Irrational Games is gone—say hello to Ghost Story

It was a big deal when Ken Levine announced in 2014 that the storied Irrational Games studio was "winding down." Its impact and influence over the years was so great that we actually wrote it a "fond farewell," recalling our time with brilliant experiences like System Shock 2, SWAT 4, and of course the BioShock games. It didn't go away completely—15 employees remained in what Levine described at the time as a "more entrepreneurial" outfit—but it obviously wasn't going to be making the big-budget blockbusters we'd grown used to. 

Perhaps to reflect that fact, the studio made a pretty big announcement on Twitter today: Irrational is gone, and in its place stands Ghost Story Games. 

"Ghost Story was founded by twelve former Irrational Games developers and our mission is simple: to create immersive, story-driven games for people who love games that ask something of them," the studio's new site says. "While we believe our new games will have strong appeal to fans of BioShock, our new focus allows us to craft experiences where the gameplay is as challenging as the stories."

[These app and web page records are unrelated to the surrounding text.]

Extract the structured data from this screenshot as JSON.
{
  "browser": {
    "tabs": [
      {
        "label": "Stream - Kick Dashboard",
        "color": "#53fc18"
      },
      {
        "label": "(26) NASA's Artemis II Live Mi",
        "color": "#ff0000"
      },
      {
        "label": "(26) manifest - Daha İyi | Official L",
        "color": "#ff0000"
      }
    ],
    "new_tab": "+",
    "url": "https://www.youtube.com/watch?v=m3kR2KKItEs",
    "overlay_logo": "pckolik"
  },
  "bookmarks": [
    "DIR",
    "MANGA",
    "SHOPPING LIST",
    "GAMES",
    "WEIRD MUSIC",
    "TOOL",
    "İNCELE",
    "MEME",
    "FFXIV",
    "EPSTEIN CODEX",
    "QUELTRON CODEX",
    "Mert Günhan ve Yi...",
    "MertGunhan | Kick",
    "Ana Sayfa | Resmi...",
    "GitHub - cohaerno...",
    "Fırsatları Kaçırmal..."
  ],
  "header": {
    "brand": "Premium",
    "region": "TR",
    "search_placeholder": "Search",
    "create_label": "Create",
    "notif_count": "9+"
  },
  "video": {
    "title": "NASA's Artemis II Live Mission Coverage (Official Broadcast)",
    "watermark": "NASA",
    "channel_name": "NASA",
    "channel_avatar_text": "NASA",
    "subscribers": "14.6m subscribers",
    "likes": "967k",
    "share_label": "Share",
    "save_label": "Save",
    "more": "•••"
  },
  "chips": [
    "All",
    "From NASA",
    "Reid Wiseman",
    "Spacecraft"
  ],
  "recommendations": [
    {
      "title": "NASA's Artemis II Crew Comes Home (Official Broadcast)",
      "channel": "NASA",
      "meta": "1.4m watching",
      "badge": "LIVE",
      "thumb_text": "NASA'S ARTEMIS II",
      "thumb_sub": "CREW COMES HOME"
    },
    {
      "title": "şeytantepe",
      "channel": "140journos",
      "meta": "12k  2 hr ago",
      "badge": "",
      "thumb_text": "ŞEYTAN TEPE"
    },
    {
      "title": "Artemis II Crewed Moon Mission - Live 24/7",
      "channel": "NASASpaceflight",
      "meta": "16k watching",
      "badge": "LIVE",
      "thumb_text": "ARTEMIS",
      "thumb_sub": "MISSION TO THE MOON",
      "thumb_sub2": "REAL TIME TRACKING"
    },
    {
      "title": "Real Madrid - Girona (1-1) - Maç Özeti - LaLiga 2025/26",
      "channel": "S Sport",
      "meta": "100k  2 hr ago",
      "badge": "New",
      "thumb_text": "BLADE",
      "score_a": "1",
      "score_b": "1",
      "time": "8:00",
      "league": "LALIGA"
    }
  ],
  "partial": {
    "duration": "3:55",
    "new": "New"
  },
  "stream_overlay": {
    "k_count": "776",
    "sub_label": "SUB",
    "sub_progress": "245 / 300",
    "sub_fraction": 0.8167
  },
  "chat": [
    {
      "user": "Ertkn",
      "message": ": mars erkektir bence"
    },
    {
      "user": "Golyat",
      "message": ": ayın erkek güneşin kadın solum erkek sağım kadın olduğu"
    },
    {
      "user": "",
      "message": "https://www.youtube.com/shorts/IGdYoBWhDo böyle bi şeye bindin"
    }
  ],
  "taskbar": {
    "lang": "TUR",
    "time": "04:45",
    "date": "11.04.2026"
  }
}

Levine remains at the head of the studio as president and creative director, and its roster has grown somewhat: The "Meet the Team" page lists 25 members, and there are currently openings for two more positions

Unfortunately, there's still no sign of what the studio is getting up to: Levine said at the end of 2015 that it will be "sort of a small-scale open-world game," but the following April he revealed that he's also working on an "interactive Twilight Zone film." Whatever the new game turns out to be, a change like this (probably) means we'll be hearing more about it soon.

Andy Chalk

Andy has been gaming on PCs from the very beginning, starting as a youngster with text adventures and primitive action games on a cassette-based TRS80. From there he graduated to the glory days of Sierra Online adventures and Microprose sims, ran a local BBS, learned how to build PCs, and developed a longstanding love of RPGs, immersive sims, and shooters. He began writing videogame news in 2007 for The Escapist and somehow managed to avoid getting fired until 2014, when he joined the storied ranks of PC Gamer. He covers all aspects of the industry, from new game announcements and patch notes to legal disputes, Twitch beefs, esports, and Henry Cavill. Lots of Henry Cavill.